(Task material)

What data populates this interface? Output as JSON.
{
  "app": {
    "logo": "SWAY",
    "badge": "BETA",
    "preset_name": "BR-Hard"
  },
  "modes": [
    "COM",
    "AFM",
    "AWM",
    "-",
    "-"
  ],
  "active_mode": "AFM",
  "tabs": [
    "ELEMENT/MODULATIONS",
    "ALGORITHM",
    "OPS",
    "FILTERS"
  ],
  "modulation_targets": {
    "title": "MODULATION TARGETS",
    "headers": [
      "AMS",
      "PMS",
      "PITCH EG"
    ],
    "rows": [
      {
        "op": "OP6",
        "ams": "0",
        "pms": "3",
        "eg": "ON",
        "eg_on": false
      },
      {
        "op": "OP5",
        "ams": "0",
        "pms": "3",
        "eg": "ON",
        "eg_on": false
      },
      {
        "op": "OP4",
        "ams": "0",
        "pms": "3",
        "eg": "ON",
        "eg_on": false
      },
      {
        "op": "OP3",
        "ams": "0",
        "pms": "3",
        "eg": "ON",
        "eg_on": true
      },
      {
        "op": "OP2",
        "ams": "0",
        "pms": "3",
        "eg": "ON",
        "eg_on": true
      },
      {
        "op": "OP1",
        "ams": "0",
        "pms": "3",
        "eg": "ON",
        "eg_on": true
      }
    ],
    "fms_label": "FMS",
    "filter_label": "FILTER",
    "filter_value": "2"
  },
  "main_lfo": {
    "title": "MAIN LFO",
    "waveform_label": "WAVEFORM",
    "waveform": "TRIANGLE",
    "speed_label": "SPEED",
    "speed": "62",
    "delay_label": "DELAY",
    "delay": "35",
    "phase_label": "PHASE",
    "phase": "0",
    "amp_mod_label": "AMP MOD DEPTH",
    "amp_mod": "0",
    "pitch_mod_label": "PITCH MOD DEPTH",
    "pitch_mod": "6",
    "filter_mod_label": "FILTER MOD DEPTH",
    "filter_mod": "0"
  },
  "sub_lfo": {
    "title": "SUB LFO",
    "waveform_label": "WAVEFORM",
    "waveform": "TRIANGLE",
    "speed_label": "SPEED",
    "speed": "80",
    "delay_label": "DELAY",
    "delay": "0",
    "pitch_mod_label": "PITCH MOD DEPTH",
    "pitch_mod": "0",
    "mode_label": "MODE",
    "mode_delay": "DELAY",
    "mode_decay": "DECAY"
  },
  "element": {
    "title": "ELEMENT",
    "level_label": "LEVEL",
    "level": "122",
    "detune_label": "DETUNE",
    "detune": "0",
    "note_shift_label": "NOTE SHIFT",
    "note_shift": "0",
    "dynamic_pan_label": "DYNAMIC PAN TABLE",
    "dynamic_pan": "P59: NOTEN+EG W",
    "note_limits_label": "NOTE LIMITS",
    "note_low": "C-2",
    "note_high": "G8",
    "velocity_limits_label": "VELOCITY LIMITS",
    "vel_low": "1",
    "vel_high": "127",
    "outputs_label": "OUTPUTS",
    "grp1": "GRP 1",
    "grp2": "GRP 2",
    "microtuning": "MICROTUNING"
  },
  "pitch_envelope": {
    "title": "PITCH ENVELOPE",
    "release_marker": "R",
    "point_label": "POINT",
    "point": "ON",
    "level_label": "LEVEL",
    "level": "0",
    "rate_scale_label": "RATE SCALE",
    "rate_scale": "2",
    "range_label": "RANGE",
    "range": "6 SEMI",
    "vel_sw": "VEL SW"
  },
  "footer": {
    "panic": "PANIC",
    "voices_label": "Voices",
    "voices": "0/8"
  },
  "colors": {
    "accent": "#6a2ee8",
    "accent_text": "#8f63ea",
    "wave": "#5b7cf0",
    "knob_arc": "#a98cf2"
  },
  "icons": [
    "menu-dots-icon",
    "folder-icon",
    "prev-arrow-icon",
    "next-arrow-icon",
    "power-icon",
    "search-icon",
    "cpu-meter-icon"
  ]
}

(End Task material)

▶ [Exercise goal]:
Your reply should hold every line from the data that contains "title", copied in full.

▶ [Expected output]:
    "title": "MODULATION TARGETS",
    "title": "MAIN LFO",
    "title": "SUB LFO",
    "title": "ELEMENT",
    "title": "PITCH ENVELOPE",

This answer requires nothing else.